1. Leaving Batavia, August 1642

This weblog is going to be the transcription of ABEL TASMAN's Journal of his voyage of discovery 1642-1643, as translated into English from the old Dutch by Brian Hooker.

Here I shall attempt to give life to the document by adding my own data and commentary. All other comments are welcome.

JOURNAL or description drawn by me, Abel Janszoon Tasman, of a voyage made from the town of Batavia in the East Indies, relating to the discovery of the unknown southland in the year of our Lord 1642, the 14th of August. May it please God almightly to give hereto His Blessing on this work. Amen.

14 August [1642]
Sailed from the roadstead at Batavia with two ships, to wit: the yacht Heemskerck [pronounce Hems-kirk] and the flute Zeehaen [Zay-han]. In the evening the Zeehaen grounded on the island of Rotterdam [in the area of Jakarta] but got afloat again without notable damage.
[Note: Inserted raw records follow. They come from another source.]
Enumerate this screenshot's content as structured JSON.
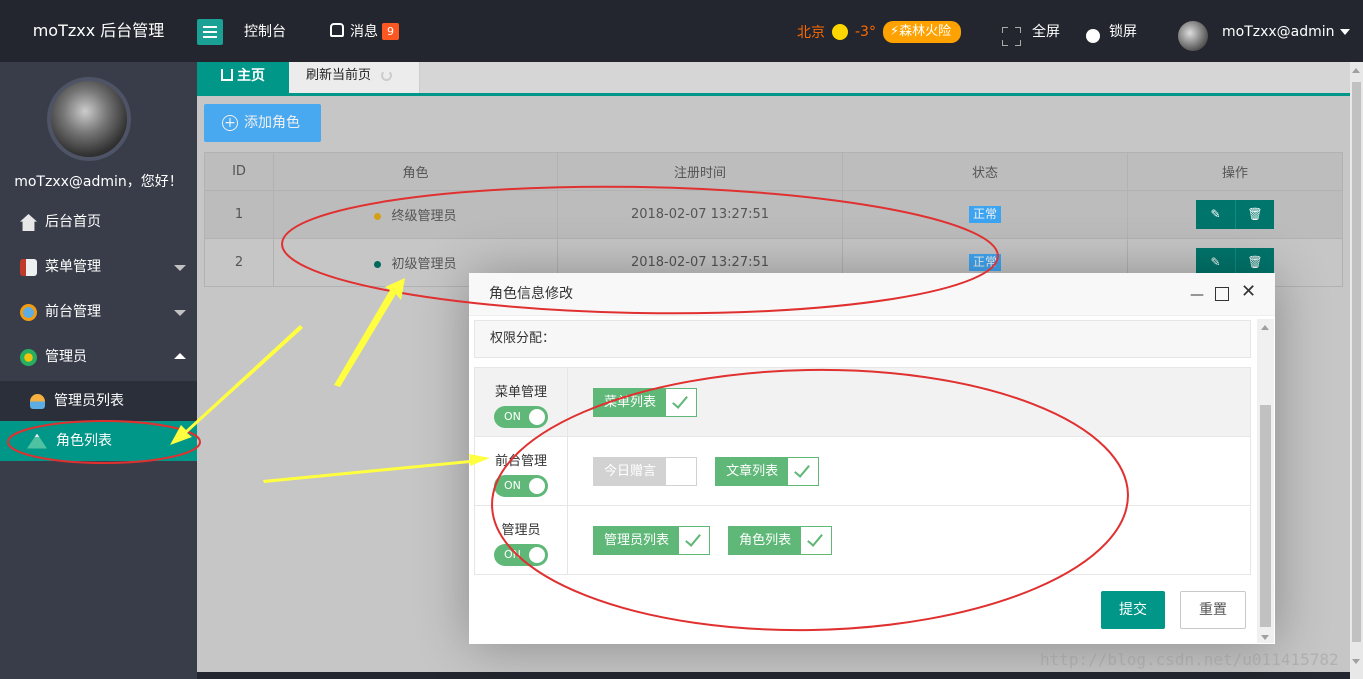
{
  "header": {
    "logo": "moTzxx 后台管理",
    "nav_console": "控制台",
    "nav_message": "消息",
    "message_count": "9",
    "weather_city": "北京",
    "weather_temp": "-3°",
    "weather_alert": "森林火险",
    "fullscreen": "全屏",
    "lock": "锁屏",
    "user": "moTzxx@admin"
  },
  "sidebar": {
    "welcome": "moTzxx@admin，您好！",
    "items": [
      {
        "label": "后台首页"
      },
      {
        "label": "菜单管理"
      },
      {
        "label": "前台管理"
      },
      {
        "label": "管理员"
      }
    ],
    "sub_items": [
      {
        "label": "管理员列表"
      },
      {
        "label": "角色列表"
      }
    ]
  },
  "tabs": {
    "home": "主页",
    "refresh": "刷新当前页"
  },
  "toolbar": {
    "add_role": "添加角色"
  },
  "table": {
    "columns": [
      "ID",
      "角色",
      "注册时间",
      "状态",
      "操作"
    ],
    "rows": [
      {
        "id": "1",
        "role": "终级管理员",
        "time": "2018-02-07 13:27:51",
        "status": "正常"
      },
      {
        "id": "2",
        "role": "初级管理员",
        "time": "2018-02-07 13:27:51",
        "status": "正常"
      }
    ]
  },
  "dialog": {
    "title": "角色信息修改",
    "perm_label": "权限分配：",
    "groups": [
      {
        "name": "菜单管理",
        "switch": "ON",
        "items": [
          {
            "label": "菜单列表",
            "checked": true
          }
        ]
      },
      {
        "name": "前台管理",
        "switch": "ON",
        "items": [
          {
            "label": "今日赠言",
            "checked": false
          },
          {
            "label": "文章列表",
            "checked": true
          }
        ]
      },
      {
        "name": "管理员",
        "switch": "ON",
        "items": [
          {
            "label": "管理员列表",
            "checked": true
          },
          {
            "label": "角色列表",
            "checked": true
          }
        ]
      }
    ],
    "submit": "提交",
    "reset": "重置"
  },
  "watermark": "http://blog.csdn.net/u011415782",
  "colors": {
    "primary": "#009688",
    "accent_green": "#5fb878",
    "blue": "#1e9fff",
    "annotation_red": "#e03030",
    "annotation_yellow": "#ffff40"
  }
}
Then we continued on the voyage heading for Sunda Strait [between Sumatra and Java, 16 ks wide].


That's all for 14 August 1642... What he forgot to say is the explosion of Dutch swearing that the Heemskerck's crew uttered when they saw the Zeehaen get grounded. I don't know how you spell it but it is the equivalent of f... h..., phonetically more spicy.
I pass the entry for the 15th.

16 Aug
At our anchorage the wind was northeast and we noticed a strong current flowing through Sunda Strait. In the evening, with the land breeze we raised our anchors and shaped our course so as to pass between the Prince Islands and Krakatau.


What you need to know here is that Batavia (Jakarta) is situated in the southern tropical zone, on the Tropic of Capricorn. The prevailing wind is what you call the southern trade wind and it usually blows from the south-east. In any case it blows from the east.

Captain Tasman in fact takes the rhumb line to sail back to Holland, and as far as Mauritius island he expects to have fair winds pushing him. What you need to understand about the land breeze and raising anchors, is that at sea on a sail boat anyway you are always waiting on nature. A good skipper does not 'decide' to raise anchor at 3 pm sharp or at 9.24 am like a train. He waits for the exact moment when nature allows him. A land breeze is going to push the ships towards high sea, the maximum highly dreaded danger being to get pushed towards the land, especially if there is some current.

No comments: